Iran's Oil Minister Bijan Zanganeh launched a blistering attack Monday on industry middlemen, branding them "parasites that want to suck the nation's blood" for their own financial benefit.
His comments, a day after the United States and Europe moved to lift sanctions on Iran following a July nuclear deal, coincide with ramped up efforts to attract international oil majors back to Tehran.
Sanctions relief could unlock Iran, which has the world's largest combined oil and gas reserves, from decades of under-investment and stifled production.
But Zanganeh urged foreign investors to deal directly with the oil ministry, rather than using third parties to find their way into the Islamic republic's abundant energy market.
"We despise the corrupt parasites that want to suck the nation's blood even in this situation," he said, to loud applause at an oil and energy industry event in the capital.
Iran will hold a conference in Tehran on November 21-22 to unveil new contract terms designed to tempt foreign companies back.
Despite renewed interest since the July 14 nuclear deal between Iran and Britain, China, France, Russia and the United States plus Germany, the precipitous fall in international oil prices in the past year may cause energy firms to hold off.
A raft of international sanctions on Iran -- as punishment for its disputed nuclear programme -- led energy giants such as Total, Shell and Statoil to leave in recent years.
Zanganeh said the "sanctions era" was almost over, indicating the practice of middlemen profiting from deals because direct business with the ministry had been avoided would also come to an end.
He also tried to reassure potential investors over direct dealings with the government.
The government is "in a relentless fight against corruption" and those foreigners waiting to leap into Iran's oil sector should know that "utmost transparency" is a priority, Zanganeh said.
"I recommend foreign companies stay away from these corrupt individuals," who know nothing but "deceitfulness", he said of middlemen.
They "became much better at fraud" during sanctions, Zanganeh warned.
"They will tell you that until you give us our commission you can't get your work done.

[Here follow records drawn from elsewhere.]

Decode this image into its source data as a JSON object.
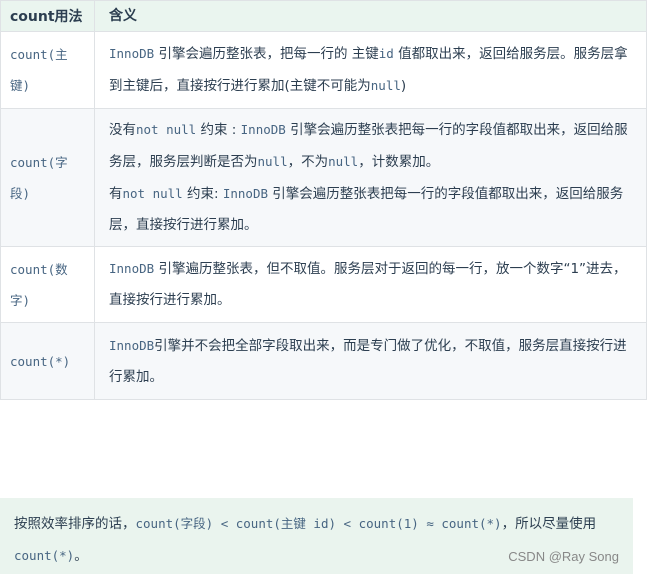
{
  "table": {
    "headers": [
      "count用法",
      "含义"
    ],
    "rows": [
      {
        "usage": "count(主键)",
        "meaning": [
          [
            {
              "t": "InnoDB",
              "code": true
            },
            {
              "t": " 引擎会遍历整张表，把每一行的 主键"
            },
            {
              "t": "id",
              "code": true
            },
            {
              "t": " 值都取出来，返回给服务层。服务层拿到主键后，直接按行进行累加(主键不可能为"
            },
            {
              "t": "null",
              "code": true
            },
            {
              "t": ")"
            }
          ]
        ]
      },
      {
        "usage": "count(字段)",
        "meaning": [
          [
            {
              "t": "没有"
            },
            {
              "t": "not null",
              "code": true
            },
            {
              "t": " 约束 : "
            },
            {
              "t": "InnoDB",
              "code": true
            },
            {
              "t": " 引擎会遍历整张表把每一行的字段值都取出来，返回给服务层，服务层判断是否为"
            },
            {
              "t": "null",
              "code": true
            },
            {
              "t": "，不为"
            },
            {
              "t": "null",
              "code": true
            },
            {
              "t": "，计数累加。"
            }
          ],
          [
            {
              "t": "有"
            },
            {
              "t": "not null",
              "code": true
            },
            {
              "t": " 约束: "
            },
            {
              "t": "InnoDB",
              "code": true
            },
            {
              "t": " 引擎会遍历整张表把每一行的字段值都取出来，返回给服务层，直接按行进行累加。"
            }
          ]
        ]
      },
      {
        "usage": "count(数字)",
        "meaning": [
          [
            {
              "t": "InnoDB",
              "code": true
            },
            {
              "t": " 引擎遍历整张表，但不取值。服务层对于返回的每一行，放一个数字“1”进去，直接按行进行累加。"
            }
          ]
        ]
      },
      {
        "usage": "count(*)",
        "meaning": [
          [
            {
              "t": "InnoDB",
              "code": true
            },
            {
              "t": "引擎并不会把全部字段取出来，而是专门做了优化，不取值，服务层直接按行进行累加。"
            }
          ]
        ]
      }
    ]
  },
  "tip": [
    {
      "t": "按照效率排序的话，"
    },
    {
      "t": "count(字段) < count(主键 id) < count(1) ≈ count(*)",
      "code": true
    },
    {
      "t": "，所以尽量使用 "
    },
    {
      "t": "count(*)",
      "code": true
    },
    {
      "t": "。"
    }
  ],
  "watermark": "CSDN @Ray Song"
}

Don't believe them."
Instead he promised a new regime that would include better access to himself and senior oil managers in Iran.
"Think long-term and work directly with us. Corruption will be revealed eventually and will ruin both your business and credibility."
Iran's ageing and under-tapped oil industry is desperate for foreign technology and funding.
A mere one-percent increase in efficiency would bring in $400 billion in added value, according to Gholam Reza Manouchehri, the chairman of Monday's event.
After next month's Tehran conference, Iran will hold an international event on February 22-24 in London, by when all nuclear-related sanctions should have been lifted.